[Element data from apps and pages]
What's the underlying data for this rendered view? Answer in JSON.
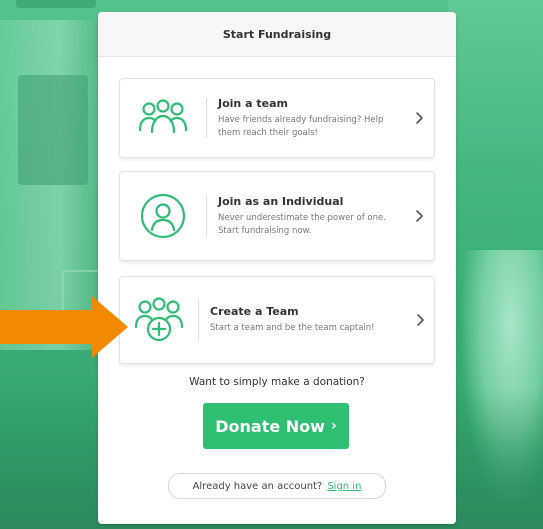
{
  "card": {
    "header_title": "Start Fundraising"
  },
  "options": [
    {
      "title": "Join a team",
      "description": "Have friends already fundraising? Help them reach their goals!",
      "icon": "group-icon"
    },
    {
      "title": "Join as an Individual",
      "description": "Never underestimate the power of one. Start fundraising now.",
      "icon": "person-circle-icon"
    },
    {
      "title": "Create a Team",
      "description": "Start a team and be the team captain!",
      "icon": "group-add-icon"
    }
  ],
  "donate": {
    "prompt": "Want to simply make a donation?",
    "button_label": "Donate Now",
    "button_arrow": "›"
  },
  "account": {
    "prompt": "Already have an account?",
    "sign_in_label": "Sign in"
  },
  "colors": {
    "accent_green": "#2fbf72",
    "icon_green": "#2dbd74",
    "pointer_orange": "#f28a00"
  }
}
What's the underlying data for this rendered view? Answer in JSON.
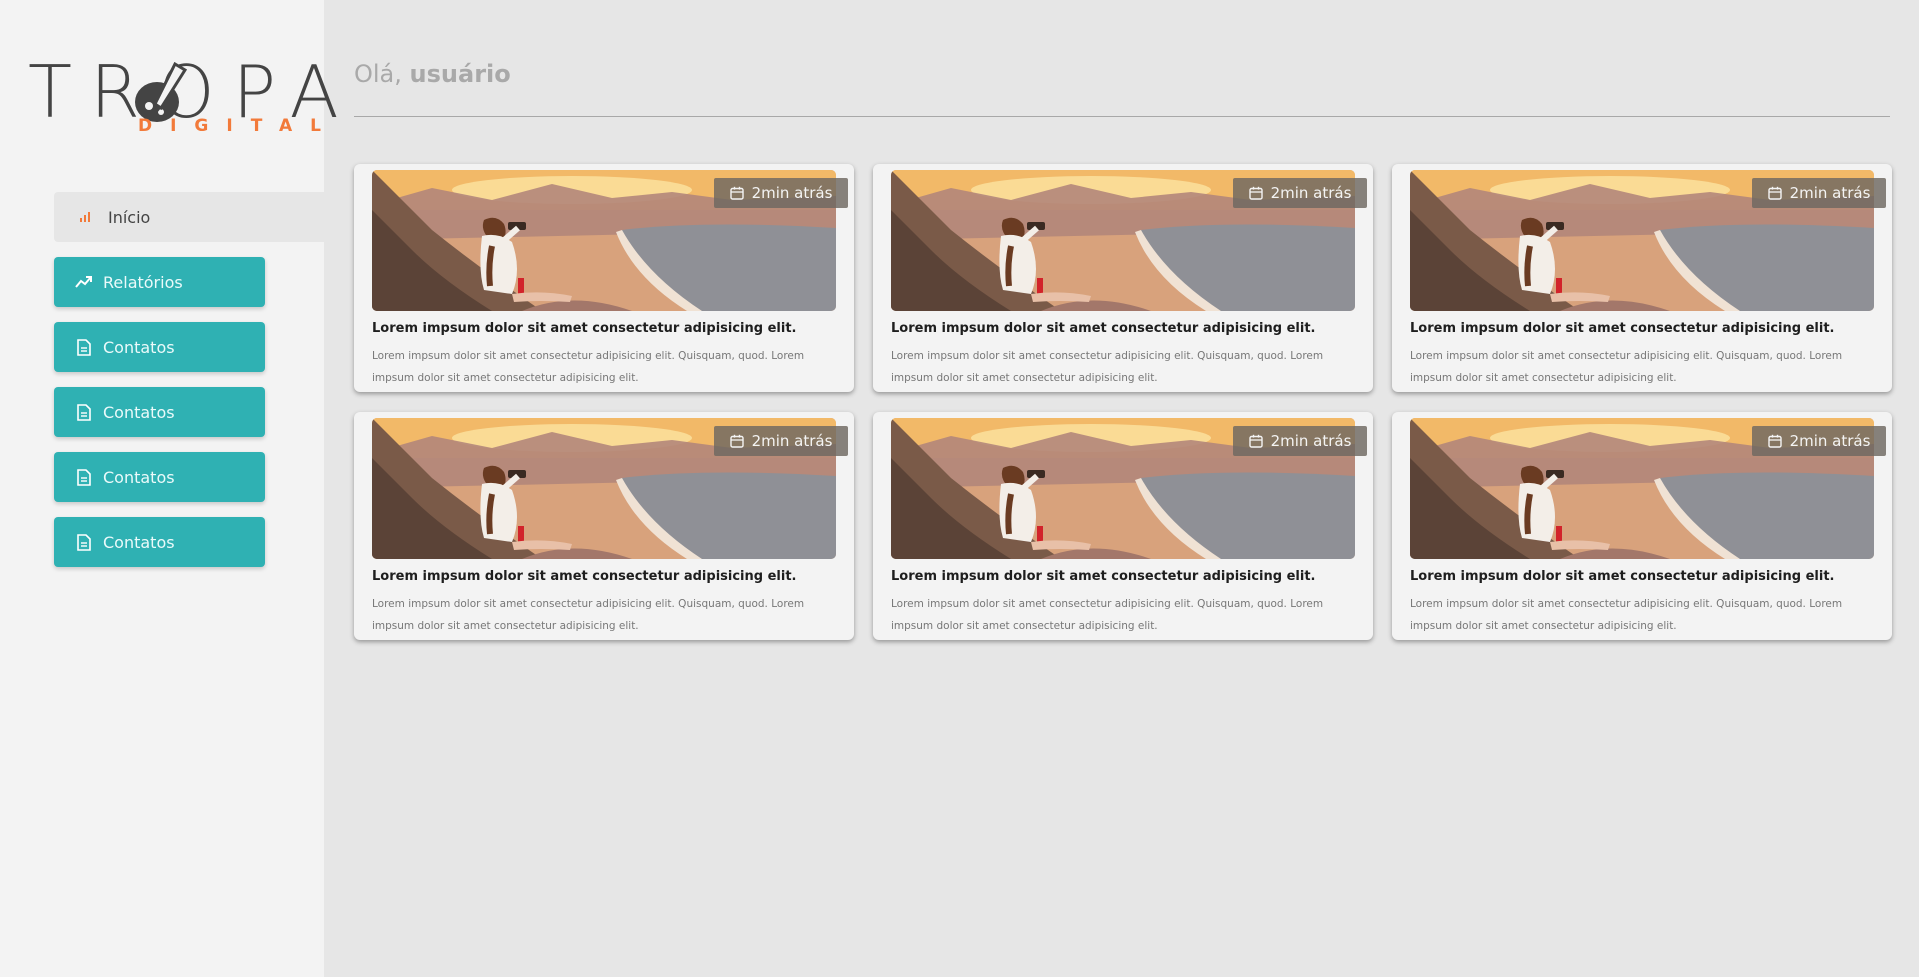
{
  "brand": {
    "name": "TROPA",
    "tagline": "DIGITAL",
    "accent": "#f27a3a"
  },
  "sidebar": {
    "items": [
      {
        "label": "Início",
        "icon": "bar-chart-icon",
        "active": true
      },
      {
        "label": "Relatórios",
        "icon": "trending-up-icon"
      },
      {
        "label": "Contatos",
        "icon": "document-icon"
      },
      {
        "label": "Contatos",
        "icon": "document-icon"
      },
      {
        "label": "Contatos",
        "icon": "document-icon"
      },
      {
        "label": "Contatos",
        "icon": "document-icon"
      }
    ],
    "button_color": "#2fb1b3"
  },
  "header": {
    "greeting": "Olá,",
    "username": "usuário"
  },
  "cards": [
    {
      "time": "2min atrás",
      "title": "Lorem impsum dolor sit amet consectetur adipisicing elit.",
      "description": "Lorem impsum dolor sit amet consectetur adipisicing elit. Quisquam, quod. Lorem impsum dolor sit amet consectetur adipisicing elit."
    },
    {
      "time": "2min atrás",
      "title": "Lorem impsum dolor sit amet consectetur adipisicing elit.",
      "description": "Lorem impsum dolor sit amet consectetur adipisicing elit. Quisquam, quod. Lorem impsum dolor sit amet consectetur adipisicing elit."
    },
    {
      "time": "2min atrás",
      "title": "Lorem impsum dolor sit amet consectetur adipisicing elit.",
      "description": "Lorem impsum dolor sit amet consectetur adipisicing elit. Quisquam, quod. Lorem impsum dolor sit amet consectetur adipisicing elit."
    },
    {
      "time": "2min atrás",
      "title": "Lorem impsum dolor sit amet consectetur adipisicing elit.",
      "description": "Lorem impsum dolor sit amet consectetur adipisicing elit. Quisquam, quod. Lorem impsum dolor sit amet consectetur adipisicing elit."
    },
    {
      "time": "2min atrás",
      "title": "Lorem impsum dolor sit amet consectetur adipisicing elit.",
      "description": "Lorem impsum dolor sit amet consectetur adipisicing elit. Quisquam, quod. Lorem impsum dolor sit amet consectetur adipisicing elit."
    },
    {
      "time": "2min atrás",
      "title": "Lorem impsum dolor sit amet consectetur adipisicing elit.",
      "description": "Lorem impsum dolor sit amet consectetur adipisicing elit. Quisquam, quod. Lorem impsum dolor sit amet consectetur adipisicing elit."
    }
  ]
}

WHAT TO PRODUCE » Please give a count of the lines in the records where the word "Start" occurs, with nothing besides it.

EXPECTED OUTPUT » 3